> **YOUR ASSIGNMENT**
Copy all entries verbatim and keep any pictures out of the copy.
START RECORDED INFORMATION
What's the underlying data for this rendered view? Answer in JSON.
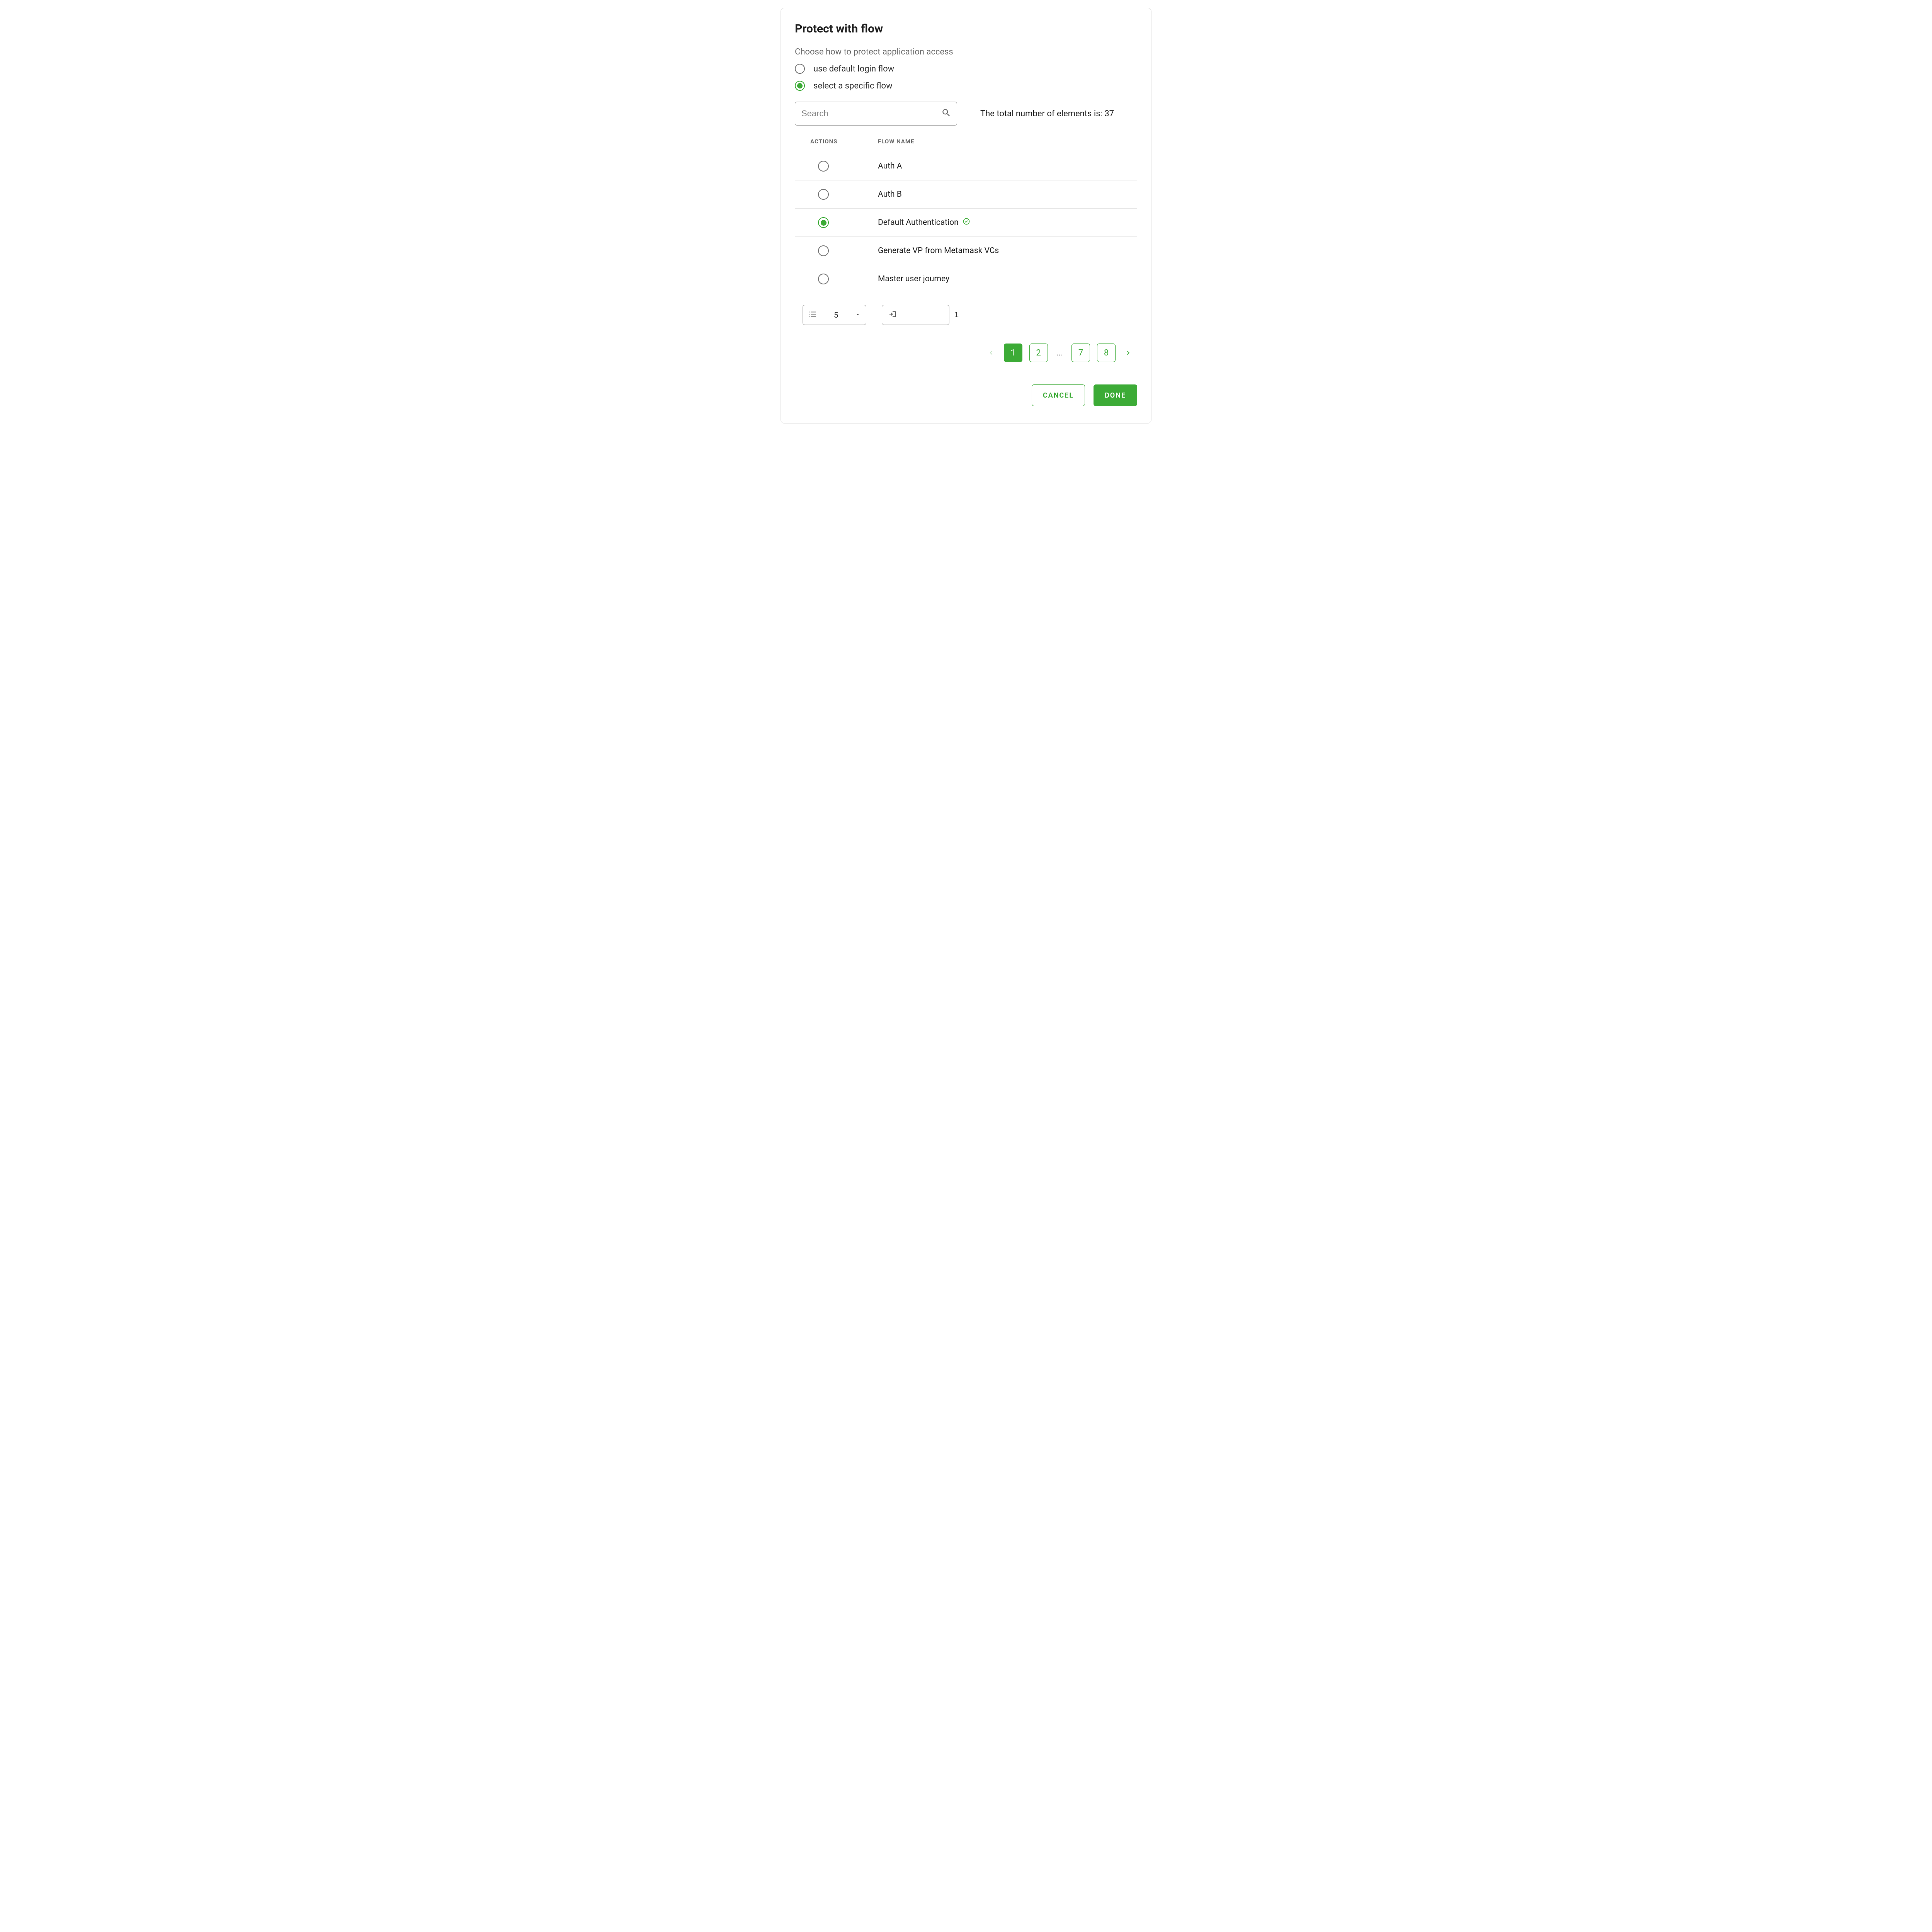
{
  "dialog": {
    "title": "Protect with flow",
    "subtitle": "Choose how to protect application access",
    "options": {
      "default_flow": "use default login flow",
      "specific_flow": "select a specific flow",
      "selected": "specific_flow"
    }
  },
  "search": {
    "placeholder": "Search",
    "value": ""
  },
  "total": {
    "prefix": "The total number of elements is: ",
    "count": "37"
  },
  "table": {
    "headers": {
      "actions": "ACTIONS",
      "flow_name": "FLOW NAME"
    },
    "rows": [
      {
        "name": "Auth A",
        "selected": false,
        "default": false
      },
      {
        "name": "Auth B",
        "selected": false,
        "default": false
      },
      {
        "name": "Default Authentication",
        "selected": true,
        "default": true
      },
      {
        "name": "Generate VP from Metamask VCs",
        "selected": false,
        "default": false
      },
      {
        "name": "Master user journey",
        "selected": false,
        "default": false
      }
    ]
  },
  "paging": {
    "rows_per_page": "5",
    "current_page_input": "1",
    "pages": [
      "1",
      "2",
      "7",
      "8"
    ],
    "ellipsis": "...",
    "active_page": "1"
  },
  "buttons": {
    "cancel": "CANCEL",
    "done": "DONE"
  }
}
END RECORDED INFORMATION
> **EXERCISE OUTPUT**
What's the underlying data for this rendered view? Answer in JSON.
{
  "dialog": {
    "title": "Protect with flow",
    "subtitle": "Choose how to protect application access",
    "options": {
      "default_flow": "use default login flow",
      "specific_flow": "select a specific flow",
      "selected": "specific_flow"
    }
  },
  "search": {
    "placeholder": "Search",
    "value": ""
  },
  "total": {
    "prefix": "The total number of elements is: ",
    "count": "37"
  },
  "table": {
    "headers": {
      "actions": "ACTIONS",
      "flow_name": "FLOW NAME"
    },
    "rows": [
      {
        "name": "Auth A",
        "selected": false,
        "default": false
      },
      {
        "name": "Auth B",
        "selected": false,
        "default": false
      },
      {
        "name": "Default Authentication",
        "selected": true,
        "default": true
      },
      {
        "name": "Generate VP from Metamask VCs",
        "selected": false,
        "default": false
      },
      {
        "name": "Master user journey",
        "selected": false,
        "default": false
      }
    ]
  },
  "paging": {
    "rows_per_page": "5",
    "current_page_input": "1",
    "pages": [
      "1",
      "2",
      "7",
      "8"
    ],
    "ellipsis": "...",
    "active_page": "1"
  },
  "buttons": {
    "cancel": "CANCEL",
    "done": "DONE"
  }
}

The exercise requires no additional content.